With talks underway in Brussels about the EU-Mercosur trade agreement, we are in Melles, in the Belgian countryside where a number of small scale beef producers are based to talk about their concerns of opening up European markets to Latin America.
With talks underway in Brussels about the EU-Mercosur trade agreement, we went to Melles, in the Belgian countryside where a number of small-scale beef producers are based. Meat is one of the most contentious topics in the negotiations. Brazil is the second largest meat producer in the world and many Belgians are worried, especially stock breeders like Yves Marie Desbruyeres.
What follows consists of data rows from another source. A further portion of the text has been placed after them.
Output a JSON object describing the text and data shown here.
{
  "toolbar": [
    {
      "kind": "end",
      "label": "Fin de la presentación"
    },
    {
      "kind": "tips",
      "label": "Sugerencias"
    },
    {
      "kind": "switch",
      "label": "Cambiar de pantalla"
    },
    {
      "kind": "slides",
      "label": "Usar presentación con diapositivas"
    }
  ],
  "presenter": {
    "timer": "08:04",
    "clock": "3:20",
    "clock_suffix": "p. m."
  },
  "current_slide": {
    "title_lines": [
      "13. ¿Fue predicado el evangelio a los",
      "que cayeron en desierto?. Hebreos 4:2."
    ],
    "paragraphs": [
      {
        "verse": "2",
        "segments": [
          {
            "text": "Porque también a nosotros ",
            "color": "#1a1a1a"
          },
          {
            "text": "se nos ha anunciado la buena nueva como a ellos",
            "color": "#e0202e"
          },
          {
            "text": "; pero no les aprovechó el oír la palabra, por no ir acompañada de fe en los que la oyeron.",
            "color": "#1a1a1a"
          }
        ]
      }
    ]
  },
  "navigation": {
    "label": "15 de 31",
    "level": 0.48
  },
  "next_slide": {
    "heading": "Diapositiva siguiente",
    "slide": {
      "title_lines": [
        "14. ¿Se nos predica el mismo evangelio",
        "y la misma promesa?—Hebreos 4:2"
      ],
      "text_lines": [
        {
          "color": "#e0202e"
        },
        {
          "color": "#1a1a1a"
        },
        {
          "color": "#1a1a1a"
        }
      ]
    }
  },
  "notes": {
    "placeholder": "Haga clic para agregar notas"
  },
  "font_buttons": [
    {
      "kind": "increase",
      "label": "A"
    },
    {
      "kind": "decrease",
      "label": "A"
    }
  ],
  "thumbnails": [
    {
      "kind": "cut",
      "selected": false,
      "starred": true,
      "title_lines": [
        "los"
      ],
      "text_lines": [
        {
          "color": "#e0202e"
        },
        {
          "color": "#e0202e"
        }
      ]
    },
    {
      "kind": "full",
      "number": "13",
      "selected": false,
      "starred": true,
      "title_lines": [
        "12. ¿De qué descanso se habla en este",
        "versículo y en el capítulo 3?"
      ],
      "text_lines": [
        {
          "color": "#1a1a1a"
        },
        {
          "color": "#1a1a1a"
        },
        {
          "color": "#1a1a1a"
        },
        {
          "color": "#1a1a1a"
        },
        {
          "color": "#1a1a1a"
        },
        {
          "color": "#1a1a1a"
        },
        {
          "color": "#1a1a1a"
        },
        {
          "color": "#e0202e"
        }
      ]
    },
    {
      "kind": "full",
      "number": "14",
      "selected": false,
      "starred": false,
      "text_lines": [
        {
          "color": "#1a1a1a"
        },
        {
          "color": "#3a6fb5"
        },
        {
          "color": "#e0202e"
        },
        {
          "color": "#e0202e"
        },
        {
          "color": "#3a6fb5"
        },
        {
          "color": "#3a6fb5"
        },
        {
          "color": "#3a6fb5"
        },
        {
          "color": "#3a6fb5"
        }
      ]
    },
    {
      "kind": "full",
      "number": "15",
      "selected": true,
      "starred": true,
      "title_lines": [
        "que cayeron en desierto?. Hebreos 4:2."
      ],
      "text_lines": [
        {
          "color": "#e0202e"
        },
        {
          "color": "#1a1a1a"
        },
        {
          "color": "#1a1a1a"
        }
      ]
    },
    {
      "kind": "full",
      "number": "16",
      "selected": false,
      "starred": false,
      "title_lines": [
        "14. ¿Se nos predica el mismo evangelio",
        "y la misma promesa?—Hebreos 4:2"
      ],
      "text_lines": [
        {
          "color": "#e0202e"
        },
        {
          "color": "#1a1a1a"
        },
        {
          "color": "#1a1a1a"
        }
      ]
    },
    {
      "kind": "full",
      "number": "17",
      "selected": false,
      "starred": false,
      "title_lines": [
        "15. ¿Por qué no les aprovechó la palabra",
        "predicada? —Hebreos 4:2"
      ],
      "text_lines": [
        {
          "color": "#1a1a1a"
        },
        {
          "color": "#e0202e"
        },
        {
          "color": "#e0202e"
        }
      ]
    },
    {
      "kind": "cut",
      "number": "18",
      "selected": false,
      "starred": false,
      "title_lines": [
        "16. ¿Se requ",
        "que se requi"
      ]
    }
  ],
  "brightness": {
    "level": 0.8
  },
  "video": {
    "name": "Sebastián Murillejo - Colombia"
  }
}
"I would like to be able to function without subsidies, and have a fair price for our products; but in fact, if we have products coming from Mercosur, with lower welfare contributions, income and environmental taxes, we can't be competitive with those countries. I can only hope that your viewers will realise that by eating local Belgian products, they'll help preserve our environment and ecosystems," Yves-Marie explains.
The EU is Mercosur's largest trading partner and talks with Argentina, Brazil, Paraguay and Uruguay have been going on since 2000. Seven countries have written to Brussels to ask for the deal to be sealed ASAP. France and Poland want more "measures to protect the rural economy".The deal would include services and public procurement, as well as sugar, orange juice and rice. The EU Brazil association wants to go even further – in the digital sector.
"Why don't we have a common strategy on artificial intelligence?" asks Luigi Gambardella, President of EU Brazil association. "Europe has just presented its own strategy... why don't we work together, why we don't create a common area for cloud services? What I would very much like to see is more cooperation in the technological start up area. These kind of things are even more important than how much beef you export."
But first, the EU hopes to sell more cars and car parts; as well as machinery, pharmaceuticals and chemicals to the 270 million consumers in that four countries. Wine and dairy too. For the EU institutions, it is about fighting protectionism by delivering fairer trade deals.
"In the concrete trade deal with Mercosur, there is a chapter about sustainable development that would be the most ambitious of every other signed so far and a clear protection of the human rights. It is about a model in which the EU does not only export goods and services; but also exports values and principles. When facing the "rule of the strongest" that Donald Trump wants to impose; we show a different commercial policy," says Spanish Socialist MEP Inmaculada Rodríguez-Piñero.
Not everyone is convinced and fresh protests are inevitable. That said, both blocs have pledged to conclude the deal before the next European Commission comes in to power.